Required action –
Filter the material below down to the lines containing the word "Gobierno".
[Opening Records section]
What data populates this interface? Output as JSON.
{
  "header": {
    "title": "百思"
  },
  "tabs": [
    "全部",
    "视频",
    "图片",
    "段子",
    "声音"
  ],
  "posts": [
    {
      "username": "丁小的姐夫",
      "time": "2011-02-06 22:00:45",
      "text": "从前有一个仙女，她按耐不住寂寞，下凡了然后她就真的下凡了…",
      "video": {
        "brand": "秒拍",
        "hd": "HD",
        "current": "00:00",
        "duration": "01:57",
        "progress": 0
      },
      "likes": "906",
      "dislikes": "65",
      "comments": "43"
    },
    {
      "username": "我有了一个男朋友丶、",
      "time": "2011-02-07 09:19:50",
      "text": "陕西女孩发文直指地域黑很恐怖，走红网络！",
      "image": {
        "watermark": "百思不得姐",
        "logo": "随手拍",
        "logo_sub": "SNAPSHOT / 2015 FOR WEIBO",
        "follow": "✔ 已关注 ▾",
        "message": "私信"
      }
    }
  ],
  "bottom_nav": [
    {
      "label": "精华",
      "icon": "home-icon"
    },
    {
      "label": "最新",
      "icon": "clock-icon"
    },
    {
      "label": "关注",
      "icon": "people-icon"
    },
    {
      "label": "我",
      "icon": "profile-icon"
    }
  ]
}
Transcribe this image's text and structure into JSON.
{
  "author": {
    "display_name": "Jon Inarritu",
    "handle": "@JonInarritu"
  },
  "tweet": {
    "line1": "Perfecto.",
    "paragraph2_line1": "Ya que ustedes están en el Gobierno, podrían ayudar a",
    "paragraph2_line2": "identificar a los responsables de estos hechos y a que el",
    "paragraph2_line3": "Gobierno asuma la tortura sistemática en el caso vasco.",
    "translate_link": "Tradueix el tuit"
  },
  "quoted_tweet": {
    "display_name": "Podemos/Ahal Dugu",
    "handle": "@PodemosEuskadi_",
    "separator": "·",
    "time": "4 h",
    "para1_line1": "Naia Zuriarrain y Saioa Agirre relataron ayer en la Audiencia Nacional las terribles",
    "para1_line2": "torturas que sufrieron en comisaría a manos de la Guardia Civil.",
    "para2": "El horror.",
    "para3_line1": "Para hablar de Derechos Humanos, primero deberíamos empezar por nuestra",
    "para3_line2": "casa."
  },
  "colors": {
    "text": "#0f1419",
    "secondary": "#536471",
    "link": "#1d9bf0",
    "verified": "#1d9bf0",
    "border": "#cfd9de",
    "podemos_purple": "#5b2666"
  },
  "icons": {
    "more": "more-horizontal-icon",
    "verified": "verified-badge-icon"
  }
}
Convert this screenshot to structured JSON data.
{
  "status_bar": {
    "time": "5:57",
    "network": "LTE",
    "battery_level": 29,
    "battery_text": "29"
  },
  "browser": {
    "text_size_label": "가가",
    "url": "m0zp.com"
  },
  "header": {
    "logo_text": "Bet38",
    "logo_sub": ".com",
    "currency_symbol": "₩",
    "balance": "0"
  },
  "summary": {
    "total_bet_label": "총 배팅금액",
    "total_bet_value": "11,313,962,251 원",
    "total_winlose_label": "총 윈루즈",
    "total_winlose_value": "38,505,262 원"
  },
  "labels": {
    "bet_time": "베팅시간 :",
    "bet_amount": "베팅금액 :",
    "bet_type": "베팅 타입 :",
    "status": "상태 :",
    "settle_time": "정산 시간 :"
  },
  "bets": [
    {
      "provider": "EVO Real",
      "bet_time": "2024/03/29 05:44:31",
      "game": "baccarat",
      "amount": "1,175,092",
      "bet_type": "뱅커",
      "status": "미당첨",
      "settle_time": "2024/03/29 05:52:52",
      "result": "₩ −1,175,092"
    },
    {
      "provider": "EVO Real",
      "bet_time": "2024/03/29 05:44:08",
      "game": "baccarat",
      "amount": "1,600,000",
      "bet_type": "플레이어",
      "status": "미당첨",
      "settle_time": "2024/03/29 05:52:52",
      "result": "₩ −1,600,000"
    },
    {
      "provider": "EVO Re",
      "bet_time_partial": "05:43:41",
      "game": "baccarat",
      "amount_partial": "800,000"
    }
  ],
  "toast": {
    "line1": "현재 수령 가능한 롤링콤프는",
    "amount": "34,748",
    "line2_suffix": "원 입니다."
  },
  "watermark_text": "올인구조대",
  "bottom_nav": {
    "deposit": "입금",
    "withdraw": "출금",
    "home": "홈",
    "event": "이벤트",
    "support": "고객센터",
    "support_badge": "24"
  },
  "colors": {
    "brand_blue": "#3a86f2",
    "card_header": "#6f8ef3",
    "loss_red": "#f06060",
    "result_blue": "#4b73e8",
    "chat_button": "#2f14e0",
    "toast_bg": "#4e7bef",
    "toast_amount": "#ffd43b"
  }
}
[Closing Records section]
Exercise output –
    "paragraph2_line1": "Ya que ustedes están en el Gobierno, podrían ayudar a",
    "paragraph2_line3": "Gobierno asuma la tortura sistemática en el caso vasco.",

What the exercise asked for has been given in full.